I lived through that period as a teenager studying economics and I can personally attest to it: to admire and support Mahalanobis was to be left wing; any demand for agricultural investment or consumer goods production was criticised as hopelessly right wing.

The approach was Brahminical in its rigour and in its disregard for the problems of the real economy and the ordinary people. It led to many learned articles and countless PhDs. Early on, it was realised that India could not generate the savings to finance the investment programme as envisaged by Mahalanobis. There was a crisis. The plan had to be pruned. But luckily for India, the Cold War helped.

China was reputed to be growing fast (that too turned out to be false but it took thirty years before anyone found out). India had to be helped by Western powers to meet the challenge of communism versus the Free World. The widely held belief was that whatever India’s pretensions (non-alignment and so on), everyone knew that when push came to shove India was a part of the Free Democratic West. Senator John F Kennedy proposed US aid for India to supply foodgrains. The agricultural sector had not been able to keep pace with the rising demand for foodgrains and inflation was rising.
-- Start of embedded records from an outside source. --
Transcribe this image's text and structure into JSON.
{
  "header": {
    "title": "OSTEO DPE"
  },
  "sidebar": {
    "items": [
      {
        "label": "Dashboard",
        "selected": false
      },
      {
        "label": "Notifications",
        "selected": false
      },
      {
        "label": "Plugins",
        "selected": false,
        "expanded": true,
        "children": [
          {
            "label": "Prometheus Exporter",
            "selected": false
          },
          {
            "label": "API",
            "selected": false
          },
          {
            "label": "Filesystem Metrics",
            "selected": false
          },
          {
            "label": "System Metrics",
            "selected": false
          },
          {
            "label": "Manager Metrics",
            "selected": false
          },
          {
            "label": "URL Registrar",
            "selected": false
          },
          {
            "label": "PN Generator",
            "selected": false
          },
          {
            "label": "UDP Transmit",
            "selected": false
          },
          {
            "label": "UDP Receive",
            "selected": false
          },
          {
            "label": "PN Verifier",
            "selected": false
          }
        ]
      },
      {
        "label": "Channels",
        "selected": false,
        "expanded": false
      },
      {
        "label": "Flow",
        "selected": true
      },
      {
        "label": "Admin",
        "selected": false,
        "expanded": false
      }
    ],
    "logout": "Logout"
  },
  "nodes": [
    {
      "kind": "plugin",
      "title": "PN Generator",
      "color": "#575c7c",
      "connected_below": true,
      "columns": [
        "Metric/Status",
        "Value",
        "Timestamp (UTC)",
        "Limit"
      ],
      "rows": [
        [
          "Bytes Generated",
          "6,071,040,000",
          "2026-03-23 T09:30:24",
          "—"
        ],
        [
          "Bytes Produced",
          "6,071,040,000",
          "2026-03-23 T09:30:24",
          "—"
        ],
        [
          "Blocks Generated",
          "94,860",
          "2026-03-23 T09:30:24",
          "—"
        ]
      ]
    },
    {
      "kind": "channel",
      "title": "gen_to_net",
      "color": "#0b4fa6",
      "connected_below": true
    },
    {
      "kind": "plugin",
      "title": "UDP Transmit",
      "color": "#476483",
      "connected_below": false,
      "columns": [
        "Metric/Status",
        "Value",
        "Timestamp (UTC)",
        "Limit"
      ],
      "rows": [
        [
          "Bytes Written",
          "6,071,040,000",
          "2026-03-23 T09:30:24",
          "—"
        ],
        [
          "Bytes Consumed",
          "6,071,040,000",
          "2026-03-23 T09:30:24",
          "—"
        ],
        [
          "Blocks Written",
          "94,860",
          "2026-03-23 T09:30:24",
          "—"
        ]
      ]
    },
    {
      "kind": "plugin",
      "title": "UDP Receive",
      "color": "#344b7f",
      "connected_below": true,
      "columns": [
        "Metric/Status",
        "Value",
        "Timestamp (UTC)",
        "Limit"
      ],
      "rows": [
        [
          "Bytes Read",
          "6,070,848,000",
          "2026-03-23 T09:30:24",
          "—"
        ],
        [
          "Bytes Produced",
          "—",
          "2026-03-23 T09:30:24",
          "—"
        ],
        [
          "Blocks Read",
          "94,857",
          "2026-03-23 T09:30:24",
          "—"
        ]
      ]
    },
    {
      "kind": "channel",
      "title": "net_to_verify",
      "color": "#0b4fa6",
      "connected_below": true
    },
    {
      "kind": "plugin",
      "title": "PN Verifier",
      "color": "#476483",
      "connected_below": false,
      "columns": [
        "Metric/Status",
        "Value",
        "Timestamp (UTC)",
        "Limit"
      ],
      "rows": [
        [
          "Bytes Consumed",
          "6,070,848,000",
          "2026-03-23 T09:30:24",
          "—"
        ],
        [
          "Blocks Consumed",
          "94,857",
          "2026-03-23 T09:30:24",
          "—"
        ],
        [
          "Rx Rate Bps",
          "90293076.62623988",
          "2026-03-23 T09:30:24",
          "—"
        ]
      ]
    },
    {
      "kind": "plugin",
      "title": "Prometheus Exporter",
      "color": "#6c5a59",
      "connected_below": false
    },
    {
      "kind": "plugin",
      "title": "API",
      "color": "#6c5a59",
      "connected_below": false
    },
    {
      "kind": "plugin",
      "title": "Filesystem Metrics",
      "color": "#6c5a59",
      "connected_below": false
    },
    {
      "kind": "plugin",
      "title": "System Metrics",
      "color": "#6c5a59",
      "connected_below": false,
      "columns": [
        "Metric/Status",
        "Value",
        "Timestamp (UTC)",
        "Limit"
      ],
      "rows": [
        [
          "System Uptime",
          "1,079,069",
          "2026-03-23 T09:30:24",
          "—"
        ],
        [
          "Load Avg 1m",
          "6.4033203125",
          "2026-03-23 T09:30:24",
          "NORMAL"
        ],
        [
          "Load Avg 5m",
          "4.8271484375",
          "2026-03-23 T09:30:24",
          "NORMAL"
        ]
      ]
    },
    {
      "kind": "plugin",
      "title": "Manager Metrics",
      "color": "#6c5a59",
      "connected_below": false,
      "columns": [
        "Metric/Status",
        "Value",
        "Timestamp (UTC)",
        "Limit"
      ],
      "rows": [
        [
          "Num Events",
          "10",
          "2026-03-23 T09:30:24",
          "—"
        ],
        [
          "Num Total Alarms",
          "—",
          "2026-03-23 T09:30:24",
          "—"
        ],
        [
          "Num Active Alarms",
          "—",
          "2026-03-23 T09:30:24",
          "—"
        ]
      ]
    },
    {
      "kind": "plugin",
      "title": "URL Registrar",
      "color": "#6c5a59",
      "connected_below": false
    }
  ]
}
From the late 1950s till the late 1960s, India relied on food aid from the US under the USA’s Public Law 480, otherwise known as PL480.

The Second Five-Year Plan (2 FYP) gave a quinquennial growth of 23 per cent. The ten-year period of 1951-60 registered a GDP growth of 4.5 per cent per annum, the highest India had seen in centuries. Nehru could feel vindicated. He had faced other problems – with China, with the opposition to his favourite policy of cooperative farming from Charan Singh and the farmers’ lobby. He died a broken man in 1964 but he had laid the basic strategy down. He was, however, lucky – his efforts had made the easy conquests. The real difficulties lay ahead. In subsequent decades, the Nehruvian approach was to grind the economy down to a low growth path.

Two developments made it clear that India had chosen the wrong path. The neglect of agriculture through the 1950s now hit the economy. There had been warnings during the late ’50s. They had warned about the shortage of marketable surplus in foodgrains which remained the single largest item of purchase for most families. Nothing was done to change this. Even in the investment allocation for the third Five-Year Plan, agriculture was downgraded in favour of industry. Two successive years of famine, 1964–65 and 1965–66, followed. The third FYP performed dismally in its first two years, so the targets were scaled upwards for the next three years. Numbers were more real to the planners than the economy.

Lal Bahadur Shastri who succeeded Nehru in May 1964 had a different perspective. He was the first to question, during a speech in the Lok Sabha, if all the dams and factories were helping the common man. He wanted to scale down planning and declared a postponement to the headlong rush into the Fourth Five-Year Plan. There were to be annual plans. The left denounced him. Shastri also was more positive about the US. But he died early in 1966 in Tashkent while negotiating Pakistan’s surrender for the battle of 1965. With his death, a golden opportunity for correcting the growth path had been lost.

Excerpted with permission from The Raisina Model, Meghnad Desai, Penguin Random House India.